_About this exercise_
What is needed is a verbatim copy of each record below.

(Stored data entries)
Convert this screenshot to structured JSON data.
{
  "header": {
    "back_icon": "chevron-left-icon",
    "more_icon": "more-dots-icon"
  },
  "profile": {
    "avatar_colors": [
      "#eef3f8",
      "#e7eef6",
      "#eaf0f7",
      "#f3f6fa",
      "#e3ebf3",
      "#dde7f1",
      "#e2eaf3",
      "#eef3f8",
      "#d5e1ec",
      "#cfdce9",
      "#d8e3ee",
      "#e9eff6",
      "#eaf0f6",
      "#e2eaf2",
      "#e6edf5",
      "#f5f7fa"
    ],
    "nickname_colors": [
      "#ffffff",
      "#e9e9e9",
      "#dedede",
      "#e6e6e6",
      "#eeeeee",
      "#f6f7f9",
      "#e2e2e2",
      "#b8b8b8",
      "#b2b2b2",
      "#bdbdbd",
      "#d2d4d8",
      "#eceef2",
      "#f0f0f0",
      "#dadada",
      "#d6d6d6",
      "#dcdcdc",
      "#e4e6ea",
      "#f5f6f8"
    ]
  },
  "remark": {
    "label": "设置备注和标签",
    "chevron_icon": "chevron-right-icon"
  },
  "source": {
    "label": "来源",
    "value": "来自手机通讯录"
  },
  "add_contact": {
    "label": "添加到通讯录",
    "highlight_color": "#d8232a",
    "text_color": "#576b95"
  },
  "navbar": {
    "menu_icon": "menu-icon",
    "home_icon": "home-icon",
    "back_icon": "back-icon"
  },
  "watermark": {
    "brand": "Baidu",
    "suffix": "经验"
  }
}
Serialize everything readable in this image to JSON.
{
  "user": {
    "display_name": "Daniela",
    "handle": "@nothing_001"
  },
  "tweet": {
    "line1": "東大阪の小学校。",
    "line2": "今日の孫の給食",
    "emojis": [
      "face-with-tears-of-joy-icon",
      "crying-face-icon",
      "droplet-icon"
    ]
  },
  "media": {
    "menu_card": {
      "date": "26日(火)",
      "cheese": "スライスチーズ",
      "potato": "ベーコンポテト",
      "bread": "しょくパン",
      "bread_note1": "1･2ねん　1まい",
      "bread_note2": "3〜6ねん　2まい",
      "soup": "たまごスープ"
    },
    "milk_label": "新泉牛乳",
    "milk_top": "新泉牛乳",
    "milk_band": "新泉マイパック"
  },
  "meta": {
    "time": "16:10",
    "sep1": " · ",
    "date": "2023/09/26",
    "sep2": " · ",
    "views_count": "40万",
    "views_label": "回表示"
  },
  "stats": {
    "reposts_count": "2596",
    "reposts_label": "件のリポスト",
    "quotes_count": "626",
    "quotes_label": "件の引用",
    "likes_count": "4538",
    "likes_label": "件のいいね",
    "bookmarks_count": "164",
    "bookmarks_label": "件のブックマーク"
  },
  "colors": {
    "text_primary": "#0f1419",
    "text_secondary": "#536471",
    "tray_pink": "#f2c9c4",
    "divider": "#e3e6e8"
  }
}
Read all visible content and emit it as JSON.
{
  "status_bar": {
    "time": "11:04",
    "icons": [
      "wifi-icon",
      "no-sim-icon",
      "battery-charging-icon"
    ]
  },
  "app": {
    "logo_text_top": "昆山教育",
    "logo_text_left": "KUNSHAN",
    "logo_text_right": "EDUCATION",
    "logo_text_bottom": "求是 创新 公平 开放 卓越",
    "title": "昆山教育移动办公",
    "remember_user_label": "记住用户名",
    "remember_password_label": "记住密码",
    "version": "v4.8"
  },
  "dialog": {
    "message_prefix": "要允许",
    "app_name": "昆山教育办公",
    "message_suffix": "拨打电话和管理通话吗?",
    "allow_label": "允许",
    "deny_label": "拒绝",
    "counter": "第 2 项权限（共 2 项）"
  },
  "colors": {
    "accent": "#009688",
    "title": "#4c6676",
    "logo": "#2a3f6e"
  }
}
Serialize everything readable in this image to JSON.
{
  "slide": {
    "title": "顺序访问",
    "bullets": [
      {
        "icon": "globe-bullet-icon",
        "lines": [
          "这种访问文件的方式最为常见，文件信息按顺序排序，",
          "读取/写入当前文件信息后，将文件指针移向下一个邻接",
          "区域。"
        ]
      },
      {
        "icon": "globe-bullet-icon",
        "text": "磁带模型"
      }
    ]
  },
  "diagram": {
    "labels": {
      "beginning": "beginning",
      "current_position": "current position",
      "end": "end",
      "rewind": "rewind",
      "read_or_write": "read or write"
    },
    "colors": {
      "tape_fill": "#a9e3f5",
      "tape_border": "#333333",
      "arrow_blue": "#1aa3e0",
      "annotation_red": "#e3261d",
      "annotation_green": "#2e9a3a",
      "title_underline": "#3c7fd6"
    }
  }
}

_Worked solution_
Convert this screenshot to structured JSON data.
{
  "header": {
    "back_icon": "chevron-left-icon",
    "more_icon": "more-dots-icon"
  },
  "profile": {
    "avatar_colors": [
      "#eef3f8",
      "#e7eef6",
      "#eaf0f7",
      "#f3f6fa",
      "#e3ebf3",
      "#dde7f1",
      "#e2eaf3",
      "#eef3f8",
      "#d5e1ec",
      "#cfdce9",
      "#d8e3ee",
      "#e9eff6",
      "#eaf0f6",
      "#e2eaf2",
      "#e6edf5",
      "#f5f7fa"
    ],
    "nickname_colors": [
      "#ffffff",
      "#e9e9e9",
      "#dedede",
      "#e6e6e6",
      "#eeeeee",
      "#f6f7f9",
      "#e2e2e2",
      "#b8b8b8",
      "#b2b2b2",
      "#bdbdbd",
      "#d2d4d8",
      "#eceef2",
      "#f0f0f0",
      "#dadada",
      "#d6d6d6",
      "#dcdcdc",
      "#e4e6ea",
      "#f5f6f8"
    ]
  },
  "remark": {
    "label": "设置备注和标签",
    "chevron_icon": "chevron-right-icon"
  },
  "source": {
    "label": "来源",
    "value": "来自手机通讯录"
  },
  "add_contact": {
    "label": "添加到通讯录",
    "highlight_color": "#d8232a",
    "text_color": "#576b95"
  },
  "navbar": {
    "menu_icon": "menu-icon",
    "home_icon": "home-icon",
    "back_icon": "back-icon"
  },
  "watermark": {
    "brand": "Baidu",
    "suffix": "经验"
  }
}
Serialize everything readable in this image to JSON.
{
  "user": {
    "display_name": "Daniela",
    "handle": "@nothing_001"
  },
  "tweet": {
    "line1": "東大阪の小学校。",
    "line2": "今日の孫の給食",
    "emojis": [
      "face-with-tears-of-joy-icon",
      "crying-face-icon",
      "droplet-icon"
    ]
  },
  "media": {
    "menu_card": {
      "date": "26日(火)",
      "cheese": "スライスチーズ",
      "potato": "ベーコンポテト",
      "bread": "しょくパン",
      "bread_note1": "1･2ねん　1まい",
      "bread_note2": "3〜6ねん　2まい",
      "soup": "たまごスープ"
    },
    "milk_label": "新泉牛乳",
    "milk_top": "新泉牛乳",
    "milk_band": "新泉マイパック"
  },
  "meta": {
    "time": "16:10",
    "sep1": " · ",
    "date": "2023/09/26",
    "sep2": " · ",
    "views_count": "40万",
    "views_label": "回表示"
  },
  "stats": {
    "reposts_count": "2596",
    "reposts_label": "件のリポスト",
    "quotes_count": "626",
    "quotes_label": "件の引用",
    "likes_count": "4538",
    "likes_label": "件のいいね",
    "bookmarks_count": "164",
    "bookmarks_label": "件のブックマーク"
  },
  "colors": {
    "text_primary": "#0f1419",
    "text_secondary": "#536471",
    "tray_pink": "#f2c9c4",
    "divider": "#e3e6e8"
  }
}
Read all visible content and emit it as JSON.
{
  "status_bar": {
    "time": "11:04",
    "icons": [
      "wifi-icon",
      "no-sim-icon",
      "battery-charging-icon"
    ]
  },
  "app": {
    "logo_text_top": "昆山教育",
    "logo_text_left": "KUNSHAN",
    "logo_text_right": "EDUCATION",
    "logo_text_bottom": "求是 创新 公平 开放 卓越",
    "title": "昆山教育移动办公",
    "remember_user_label": "记住用户名",
    "remember_password_label": "记住密码",
    "version": "v4.8"
  },
  "dialog": {
    "message_prefix": "要允许",
    "app_name": "昆山教育办公",
    "message_suffix": "拨打电话和管理通话吗?",
    "allow_label": "允许",
    "deny_label": "拒绝",
    "counter": "第 2 项权限（共 2 项）"
  },
  "colors": {
    "accent": "#009688",
    "title": "#4c6676",
    "logo": "#2a3f6e"
  }
}
Serialize everything readable in this image to JSON.
{
  "slide": {
    "title": "顺序访问",
    "bullets": [
      {
        "icon": "globe-bullet-icon",
        "lines": [
          "这种访问文件的方式最为常见，文件信息按顺序排序，",
          "读取/写入当前文件信息后，将文件指针移向下一个邻接",
          "区域。"
        ]
      },
      {
        "icon": "globe-bullet-icon",
        "text": "磁带模型"
      }
    ]
  },
  "diagram": {
    "labels": {
      "beginning": "beginning",
      "current_position": "current position",
      "end": "end",
      "rewind": "rewind",
      "read_or_write": "read or write"
    },
    "colors": {
      "tape_fill": "#a9e3f5",
      "tape_border": "#333333",
      "arrow_blue": "#1aa3e0",
      "annotation_red": "#e3261d",
      "annotation_green": "#2e9a3a",
      "title_underline": "#3c7fd6"
    }
  }
}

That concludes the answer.